Where does Starbucks get its milk?
Since Starbucks does not have a dairy purchasing policy in place that specifies organic milk, nor does it mandate any animal welfare standards, most of the company’s milk is sourced from industrial-scaled dairy farms.
What is the healthiest milk?
The 7 Healthiest Milk OptionsHemp milk. Hemp milk is made from ground, soaked hemp seeds, which do not contain the psychoactive component of the Cannabis sativa plant. … Oat milk. … Almond milk. … Coconut milk. … Cow’s milk. … A2 milk. … Soy milk.
Which milk is healthiest at Starbucks?
Almond MilkAlmond Milk Almond milk is the healthiest milk to get from Starbucks. On a greater scale, the takeaway is to stick to the nut milks because all of them have significantly less sugar than the dairy milks.
How much sugar is in a Starbucks Cake Pop?
Starbucks Birthday Cake Pop Nutrition FactsServing Size43gSodium110mg5%Total Carbohydrates23g8%Dietary Fiber0g0%Sugars18g12 more rows•Aug 23, 2020
How much is a Starbucks pink drink?
The Pink Drink, which joined Starbuck’s official menu in April, is a Strawberry Acai Refresher made with coconut milk instead of water. The beverage costs $4.45 for a tall, and $4.95 and $5.45 for the larger sizes.
Can you substitute milk at Starbucks?
Starbucks added its first non-dairy alternative, soy milk, in 2004, before adding coconut milk in 2015 and almond milk in 2016. “We love how the nuanced flavor you get with plant-based milks pairs with espresso, either hot or iced,” Powell said.
Does Starbucks use different blenders for different milks?
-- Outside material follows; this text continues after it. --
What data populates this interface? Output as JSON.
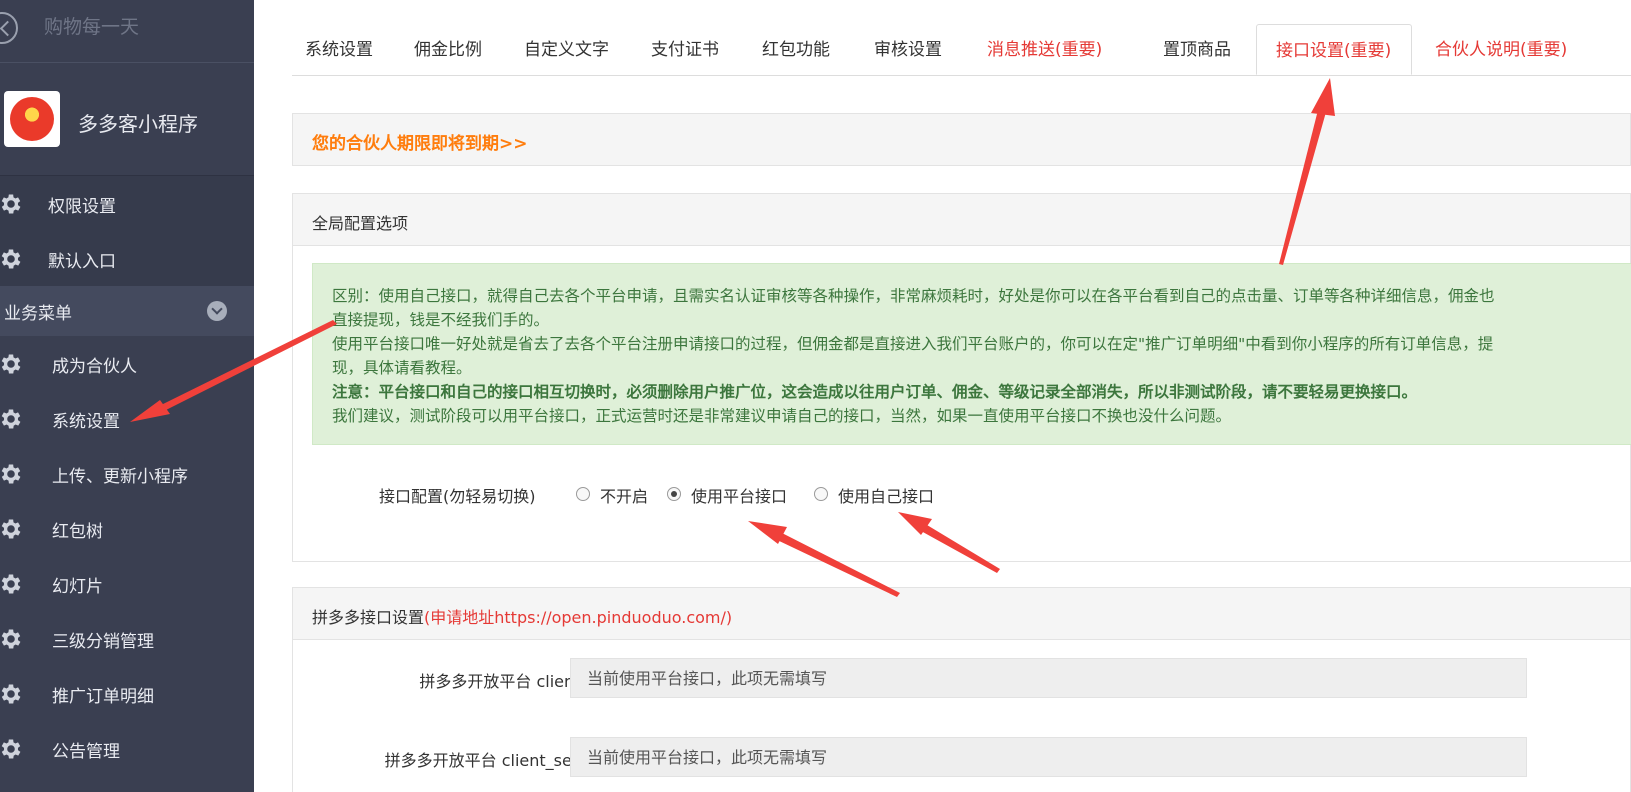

It said, in part, “Starbucks made the decision to stop separating their milks into different steaming pitchers, blender pitchers, and shakers. … In addition, other individuals asked their local Starbucks baristas, called customer service, and even called corporate, all claiming to receive the same information.